The data fields are all written with C-language code as blocks of bytes, so there are no extraneous bytes in the files. Because the first two fields are 2-byte integers and the rest are 1-byte integers in each file (to save space), users must exercise care in using FORTRAN direct access to read the data. The FORTRAN example programs read all fields with a single OPEN. Alternatively, the files can be opened with different logical record sizes depending on whether one is reading 2-byte-integer or 1-byte-integer fields. Note as well that the units of the logical record size is not part of the FORTRAN 77 standard. On SGI machines it is in 4-byte words, but some other systems expect it in bytes. Also, to repeat an earlier comment, the originating machine on which the data files are written is a Silicon Graphics, Inc. Unix workstation. It uses the "big-endian" IEEE 754-1985 representation of 4-byte floating-point unformatted binary numbers, and some CPUs, such as PCs and DEC machines, might require a change of representation (i.e., byte swapping) before using the data.
The FTP site ftp://aeolus.nascom.nasa.gov/pub/merged/software provides several example programs:
- read3B4XRT.c C example
- read_header.f FORTRAN header-read example
- read_rt_file.f FORTRAN single-read example
- read_rt_file.pro IDL example
- read_rt_lines.f FORTRAN line-by-line example

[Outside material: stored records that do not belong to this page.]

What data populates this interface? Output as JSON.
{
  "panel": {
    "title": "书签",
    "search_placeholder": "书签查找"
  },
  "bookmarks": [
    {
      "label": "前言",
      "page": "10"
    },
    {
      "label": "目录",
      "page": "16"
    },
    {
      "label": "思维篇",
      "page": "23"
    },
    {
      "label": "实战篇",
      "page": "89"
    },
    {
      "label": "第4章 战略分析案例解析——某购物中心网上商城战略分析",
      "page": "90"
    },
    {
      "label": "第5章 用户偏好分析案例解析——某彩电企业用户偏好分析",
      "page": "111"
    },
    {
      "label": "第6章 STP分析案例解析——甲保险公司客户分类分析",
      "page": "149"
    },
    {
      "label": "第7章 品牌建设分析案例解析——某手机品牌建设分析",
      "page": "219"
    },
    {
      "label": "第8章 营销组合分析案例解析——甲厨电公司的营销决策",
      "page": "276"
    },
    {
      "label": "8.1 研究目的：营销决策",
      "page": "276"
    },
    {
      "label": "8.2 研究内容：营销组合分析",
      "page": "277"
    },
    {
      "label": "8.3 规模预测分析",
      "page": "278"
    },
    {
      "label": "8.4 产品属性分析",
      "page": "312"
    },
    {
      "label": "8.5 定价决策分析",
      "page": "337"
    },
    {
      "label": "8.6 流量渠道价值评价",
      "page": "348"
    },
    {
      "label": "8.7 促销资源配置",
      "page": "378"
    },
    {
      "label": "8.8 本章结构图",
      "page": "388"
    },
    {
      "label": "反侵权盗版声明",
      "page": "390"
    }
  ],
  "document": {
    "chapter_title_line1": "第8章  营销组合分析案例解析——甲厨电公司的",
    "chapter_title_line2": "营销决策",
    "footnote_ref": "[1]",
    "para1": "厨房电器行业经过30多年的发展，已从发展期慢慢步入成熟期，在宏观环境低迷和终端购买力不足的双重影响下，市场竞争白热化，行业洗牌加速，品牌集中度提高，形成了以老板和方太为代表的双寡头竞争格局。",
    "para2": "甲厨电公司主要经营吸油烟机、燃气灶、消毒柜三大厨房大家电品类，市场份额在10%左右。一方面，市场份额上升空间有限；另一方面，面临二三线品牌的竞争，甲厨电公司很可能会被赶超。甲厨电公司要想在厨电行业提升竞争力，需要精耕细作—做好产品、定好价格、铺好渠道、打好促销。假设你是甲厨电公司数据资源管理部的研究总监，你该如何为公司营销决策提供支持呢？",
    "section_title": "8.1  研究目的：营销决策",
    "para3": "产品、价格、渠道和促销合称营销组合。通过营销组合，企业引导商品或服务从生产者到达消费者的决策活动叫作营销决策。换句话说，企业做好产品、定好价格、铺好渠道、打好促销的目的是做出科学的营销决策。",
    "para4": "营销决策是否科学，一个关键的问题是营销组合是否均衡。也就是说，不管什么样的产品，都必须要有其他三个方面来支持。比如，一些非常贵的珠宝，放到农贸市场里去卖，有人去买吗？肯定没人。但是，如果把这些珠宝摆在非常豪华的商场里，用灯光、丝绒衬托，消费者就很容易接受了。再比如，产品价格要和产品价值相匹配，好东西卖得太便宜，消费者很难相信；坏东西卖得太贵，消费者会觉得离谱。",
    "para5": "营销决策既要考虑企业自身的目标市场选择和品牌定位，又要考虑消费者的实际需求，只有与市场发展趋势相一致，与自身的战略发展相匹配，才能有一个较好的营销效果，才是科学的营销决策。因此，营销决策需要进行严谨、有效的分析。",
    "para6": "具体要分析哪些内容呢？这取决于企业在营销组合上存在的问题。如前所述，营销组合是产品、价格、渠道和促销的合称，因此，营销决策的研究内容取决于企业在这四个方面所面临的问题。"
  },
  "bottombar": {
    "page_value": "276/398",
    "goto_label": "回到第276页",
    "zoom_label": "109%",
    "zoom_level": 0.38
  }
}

COMPLETE NAME OF CONTACT PERSON George J. Huffman E-MAIL ADDRESS OF CONTACT PERSON email@example.com